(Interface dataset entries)
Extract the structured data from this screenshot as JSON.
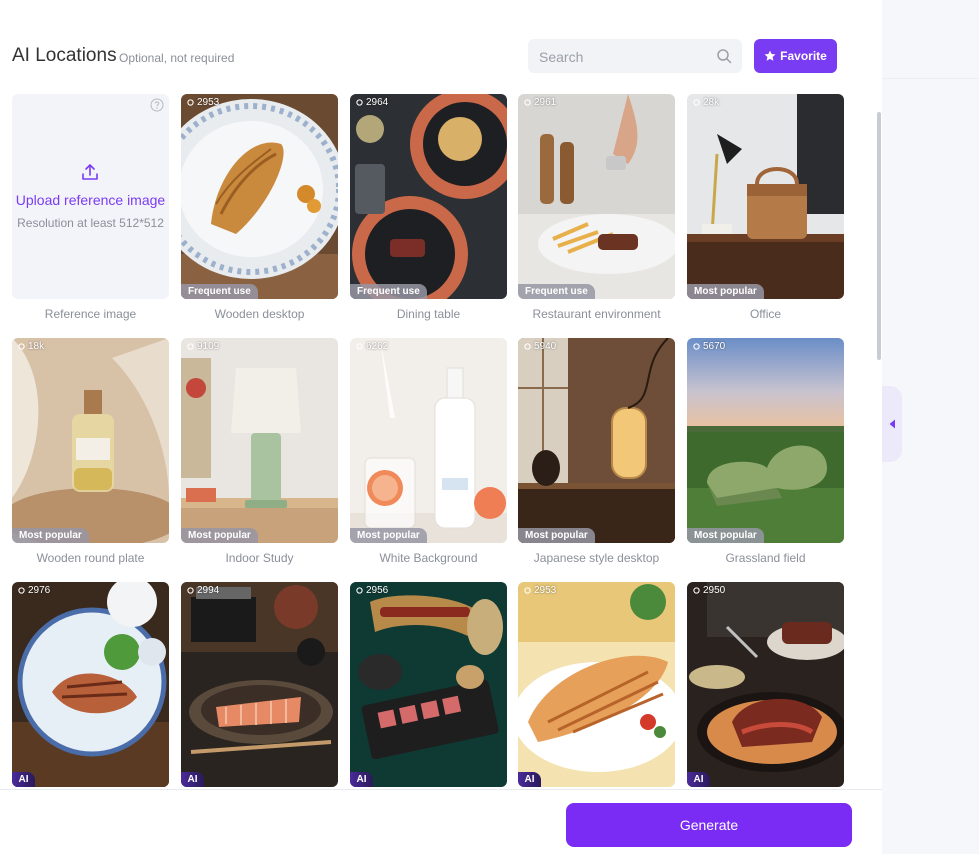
{
  "header": {
    "title": "AI Locations",
    "subtitle": "Optional, not required",
    "search_placeholder": "Search",
    "favorite_label": "Favorite"
  },
  "upload": {
    "title": "Upload reference image",
    "subtitle": "Resolution at least 512*512",
    "label": "Reference image"
  },
  "locations": [
    {
      "count": "2953",
      "tag": "Frequent use",
      "label": "Wooden desktop"
    },
    {
      "count": "2964",
      "tag": "Frequent use",
      "label": "Dining table"
    },
    {
      "count": "2961",
      "tag": "Frequent use",
      "label": "Restaurant environment"
    },
    {
      "count": "28k",
      "tag": "Most popular",
      "label": "Office"
    },
    {
      "count": "18k",
      "tag": "Most popular",
      "label": "Wooden round plate"
    },
    {
      "count": "9109",
      "tag": "Most popular",
      "label": "Indoor Study"
    },
    {
      "count": "6262",
      "tag": "Most popular",
      "label": "White Background"
    },
    {
      "count": "5940",
      "tag": "Most popular",
      "label": "Japanese style desktop"
    },
    {
      "count": "5670",
      "tag": "Most popular",
      "label": "Grassland field"
    },
    {
      "count": "2976",
      "tag": "AI",
      "label": ""
    },
    {
      "count": "2994",
      "tag": "AI",
      "label": ""
    },
    {
      "count": "2956",
      "tag": "AI",
      "label": ""
    },
    {
      "count": "2953",
      "tag": "AI",
      "label": ""
    },
    {
      "count": "2950",
      "tag": "AI",
      "label": ""
    }
  ],
  "footer": {
    "generate_label": "Generate"
  },
  "colors": {
    "accent": "#7a3cf2",
    "generate": "#7a2cf5"
  }
}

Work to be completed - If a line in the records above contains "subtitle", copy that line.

Solution to this exercise -
    "subtitle": "Optional, not required",
    "subtitle": "Resolution at least 512*512",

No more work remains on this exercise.